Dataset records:
▬▬▬▬▬▬
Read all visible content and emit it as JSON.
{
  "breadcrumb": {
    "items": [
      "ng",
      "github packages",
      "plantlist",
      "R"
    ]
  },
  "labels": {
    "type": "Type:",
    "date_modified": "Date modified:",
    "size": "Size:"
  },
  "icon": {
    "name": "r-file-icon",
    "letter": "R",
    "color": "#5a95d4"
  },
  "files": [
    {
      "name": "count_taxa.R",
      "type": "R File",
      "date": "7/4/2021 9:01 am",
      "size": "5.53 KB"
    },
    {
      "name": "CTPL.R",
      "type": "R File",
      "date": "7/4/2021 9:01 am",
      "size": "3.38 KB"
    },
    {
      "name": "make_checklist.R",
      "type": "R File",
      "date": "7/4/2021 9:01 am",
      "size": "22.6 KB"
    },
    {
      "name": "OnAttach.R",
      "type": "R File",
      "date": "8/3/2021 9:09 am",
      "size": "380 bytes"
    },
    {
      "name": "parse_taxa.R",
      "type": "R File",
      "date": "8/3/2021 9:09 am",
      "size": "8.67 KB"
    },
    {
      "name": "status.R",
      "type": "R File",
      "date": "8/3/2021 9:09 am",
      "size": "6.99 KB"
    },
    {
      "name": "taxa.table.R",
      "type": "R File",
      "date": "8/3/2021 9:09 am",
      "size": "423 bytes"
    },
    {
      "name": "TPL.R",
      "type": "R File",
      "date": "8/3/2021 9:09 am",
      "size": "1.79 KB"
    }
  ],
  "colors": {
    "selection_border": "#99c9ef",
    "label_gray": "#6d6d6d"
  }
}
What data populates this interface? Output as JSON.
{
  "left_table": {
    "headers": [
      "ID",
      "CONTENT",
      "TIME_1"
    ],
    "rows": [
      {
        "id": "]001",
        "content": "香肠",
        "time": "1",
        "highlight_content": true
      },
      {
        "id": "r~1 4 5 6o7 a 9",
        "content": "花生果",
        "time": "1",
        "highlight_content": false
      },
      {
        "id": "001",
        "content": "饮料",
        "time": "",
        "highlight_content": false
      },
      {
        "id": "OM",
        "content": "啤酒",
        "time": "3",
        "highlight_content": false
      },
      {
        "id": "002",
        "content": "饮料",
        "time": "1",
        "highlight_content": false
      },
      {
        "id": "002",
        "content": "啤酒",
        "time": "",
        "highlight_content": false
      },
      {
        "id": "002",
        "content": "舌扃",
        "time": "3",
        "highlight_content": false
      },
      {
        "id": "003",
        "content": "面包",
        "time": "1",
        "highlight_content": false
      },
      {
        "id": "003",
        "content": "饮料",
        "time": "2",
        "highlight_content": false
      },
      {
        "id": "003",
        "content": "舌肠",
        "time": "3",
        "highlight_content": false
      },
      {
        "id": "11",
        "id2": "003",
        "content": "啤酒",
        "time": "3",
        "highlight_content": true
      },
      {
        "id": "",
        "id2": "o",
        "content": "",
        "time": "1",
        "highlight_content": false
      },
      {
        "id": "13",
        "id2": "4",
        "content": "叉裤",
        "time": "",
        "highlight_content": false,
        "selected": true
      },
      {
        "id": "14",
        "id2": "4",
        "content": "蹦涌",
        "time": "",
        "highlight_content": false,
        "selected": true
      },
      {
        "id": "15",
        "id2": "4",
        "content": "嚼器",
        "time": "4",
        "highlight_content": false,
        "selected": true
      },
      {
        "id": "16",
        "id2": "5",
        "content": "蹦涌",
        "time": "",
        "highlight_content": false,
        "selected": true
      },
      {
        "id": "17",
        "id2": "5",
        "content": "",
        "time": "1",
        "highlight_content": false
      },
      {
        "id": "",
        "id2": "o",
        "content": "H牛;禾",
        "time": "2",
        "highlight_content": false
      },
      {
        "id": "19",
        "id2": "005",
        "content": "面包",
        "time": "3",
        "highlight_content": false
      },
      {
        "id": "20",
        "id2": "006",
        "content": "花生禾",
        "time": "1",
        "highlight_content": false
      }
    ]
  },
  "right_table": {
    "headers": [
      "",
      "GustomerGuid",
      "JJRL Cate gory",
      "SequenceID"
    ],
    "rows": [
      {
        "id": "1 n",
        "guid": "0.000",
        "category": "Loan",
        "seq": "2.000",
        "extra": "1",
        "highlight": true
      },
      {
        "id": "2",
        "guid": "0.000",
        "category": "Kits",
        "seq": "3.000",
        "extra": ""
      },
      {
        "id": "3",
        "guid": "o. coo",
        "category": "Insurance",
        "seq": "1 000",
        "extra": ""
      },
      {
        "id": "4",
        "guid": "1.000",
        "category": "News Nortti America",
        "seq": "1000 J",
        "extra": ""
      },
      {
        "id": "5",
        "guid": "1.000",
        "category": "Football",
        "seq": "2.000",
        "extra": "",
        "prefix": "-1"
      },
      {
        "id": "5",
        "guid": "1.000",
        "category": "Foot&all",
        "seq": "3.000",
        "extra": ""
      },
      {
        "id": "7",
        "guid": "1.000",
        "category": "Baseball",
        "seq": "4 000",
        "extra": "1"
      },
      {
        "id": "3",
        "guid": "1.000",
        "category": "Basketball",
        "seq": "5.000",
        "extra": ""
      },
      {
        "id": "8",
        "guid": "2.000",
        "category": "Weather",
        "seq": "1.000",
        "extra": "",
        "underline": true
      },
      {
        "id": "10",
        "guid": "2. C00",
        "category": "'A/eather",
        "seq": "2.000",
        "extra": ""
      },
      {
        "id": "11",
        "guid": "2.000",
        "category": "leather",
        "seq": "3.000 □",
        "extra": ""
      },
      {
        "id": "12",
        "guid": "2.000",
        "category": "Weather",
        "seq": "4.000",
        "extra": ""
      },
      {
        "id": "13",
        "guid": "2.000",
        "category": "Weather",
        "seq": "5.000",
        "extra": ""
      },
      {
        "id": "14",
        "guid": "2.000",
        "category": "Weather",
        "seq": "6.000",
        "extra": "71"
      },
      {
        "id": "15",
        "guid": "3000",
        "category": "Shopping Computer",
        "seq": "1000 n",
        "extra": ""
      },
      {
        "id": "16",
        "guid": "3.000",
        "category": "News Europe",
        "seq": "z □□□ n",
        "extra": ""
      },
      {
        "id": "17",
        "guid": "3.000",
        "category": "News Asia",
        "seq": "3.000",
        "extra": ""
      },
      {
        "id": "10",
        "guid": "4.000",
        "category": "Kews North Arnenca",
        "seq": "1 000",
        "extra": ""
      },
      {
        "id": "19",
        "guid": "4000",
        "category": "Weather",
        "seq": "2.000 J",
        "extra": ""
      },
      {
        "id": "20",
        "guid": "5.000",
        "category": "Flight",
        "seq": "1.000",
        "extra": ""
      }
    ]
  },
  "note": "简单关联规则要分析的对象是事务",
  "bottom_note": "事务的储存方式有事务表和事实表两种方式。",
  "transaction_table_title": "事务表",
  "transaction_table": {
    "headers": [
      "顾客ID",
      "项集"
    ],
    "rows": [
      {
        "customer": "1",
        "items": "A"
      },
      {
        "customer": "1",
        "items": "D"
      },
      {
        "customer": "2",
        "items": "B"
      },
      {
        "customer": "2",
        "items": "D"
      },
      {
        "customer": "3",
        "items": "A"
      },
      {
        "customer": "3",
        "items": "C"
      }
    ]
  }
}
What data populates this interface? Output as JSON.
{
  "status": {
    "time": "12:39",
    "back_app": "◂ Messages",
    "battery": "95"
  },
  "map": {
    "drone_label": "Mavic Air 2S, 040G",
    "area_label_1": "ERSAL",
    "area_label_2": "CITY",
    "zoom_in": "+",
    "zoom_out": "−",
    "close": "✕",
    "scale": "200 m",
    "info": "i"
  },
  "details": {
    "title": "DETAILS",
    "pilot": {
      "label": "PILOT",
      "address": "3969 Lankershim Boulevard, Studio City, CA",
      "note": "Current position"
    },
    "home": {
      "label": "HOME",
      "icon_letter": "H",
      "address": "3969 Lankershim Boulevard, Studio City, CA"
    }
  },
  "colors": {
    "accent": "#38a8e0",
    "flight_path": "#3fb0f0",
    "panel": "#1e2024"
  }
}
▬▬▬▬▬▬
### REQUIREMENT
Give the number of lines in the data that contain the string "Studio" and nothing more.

### TASK SOLUTION
2